* [Task requirements]: Lines in the data below that contain the word "resultados" are to be copied.
** Records for this task follows **
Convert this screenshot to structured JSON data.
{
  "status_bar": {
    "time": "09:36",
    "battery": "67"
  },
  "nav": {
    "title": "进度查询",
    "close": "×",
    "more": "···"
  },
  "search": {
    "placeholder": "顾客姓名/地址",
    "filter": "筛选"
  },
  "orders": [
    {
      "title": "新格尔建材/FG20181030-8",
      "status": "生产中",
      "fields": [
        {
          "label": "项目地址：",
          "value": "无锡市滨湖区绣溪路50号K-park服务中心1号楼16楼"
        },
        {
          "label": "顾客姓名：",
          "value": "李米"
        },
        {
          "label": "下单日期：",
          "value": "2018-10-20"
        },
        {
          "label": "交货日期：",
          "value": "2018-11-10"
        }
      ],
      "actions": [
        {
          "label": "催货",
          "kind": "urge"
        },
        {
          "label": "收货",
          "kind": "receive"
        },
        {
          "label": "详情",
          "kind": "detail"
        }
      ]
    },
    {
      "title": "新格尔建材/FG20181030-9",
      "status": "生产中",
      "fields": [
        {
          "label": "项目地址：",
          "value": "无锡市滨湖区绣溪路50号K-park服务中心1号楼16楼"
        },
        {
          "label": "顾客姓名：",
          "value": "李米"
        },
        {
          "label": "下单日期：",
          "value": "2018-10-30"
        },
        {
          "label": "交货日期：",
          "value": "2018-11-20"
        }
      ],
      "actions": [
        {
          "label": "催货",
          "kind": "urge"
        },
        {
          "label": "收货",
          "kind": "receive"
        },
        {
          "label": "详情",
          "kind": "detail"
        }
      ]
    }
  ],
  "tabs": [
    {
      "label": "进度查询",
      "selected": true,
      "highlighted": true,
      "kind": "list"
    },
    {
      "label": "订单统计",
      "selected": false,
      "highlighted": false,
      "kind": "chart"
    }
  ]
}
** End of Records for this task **
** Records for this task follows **
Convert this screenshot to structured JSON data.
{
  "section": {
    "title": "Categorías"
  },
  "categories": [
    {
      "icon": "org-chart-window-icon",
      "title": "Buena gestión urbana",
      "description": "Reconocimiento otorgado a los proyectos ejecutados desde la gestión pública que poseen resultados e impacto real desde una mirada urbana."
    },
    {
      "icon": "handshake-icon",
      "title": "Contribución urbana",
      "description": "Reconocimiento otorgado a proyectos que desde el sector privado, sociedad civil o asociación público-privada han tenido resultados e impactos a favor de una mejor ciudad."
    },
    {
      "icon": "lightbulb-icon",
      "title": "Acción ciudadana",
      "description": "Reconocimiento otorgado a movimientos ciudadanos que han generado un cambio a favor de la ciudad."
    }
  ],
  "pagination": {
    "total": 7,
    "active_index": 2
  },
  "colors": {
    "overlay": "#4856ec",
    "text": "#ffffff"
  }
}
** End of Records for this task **
* [Problem solution]:
      "description": "Reconocimiento otorgado a los proyectos ejecutados desde la gestión pública que poseen resultados e impacto real desde una mirada urbana."
      "description": "Reconocimiento otorgado a proyectos que desde el sector privado, sociedad civil o asociación público-privada han tenido resultados e impactos a favor de una mejor ciudad."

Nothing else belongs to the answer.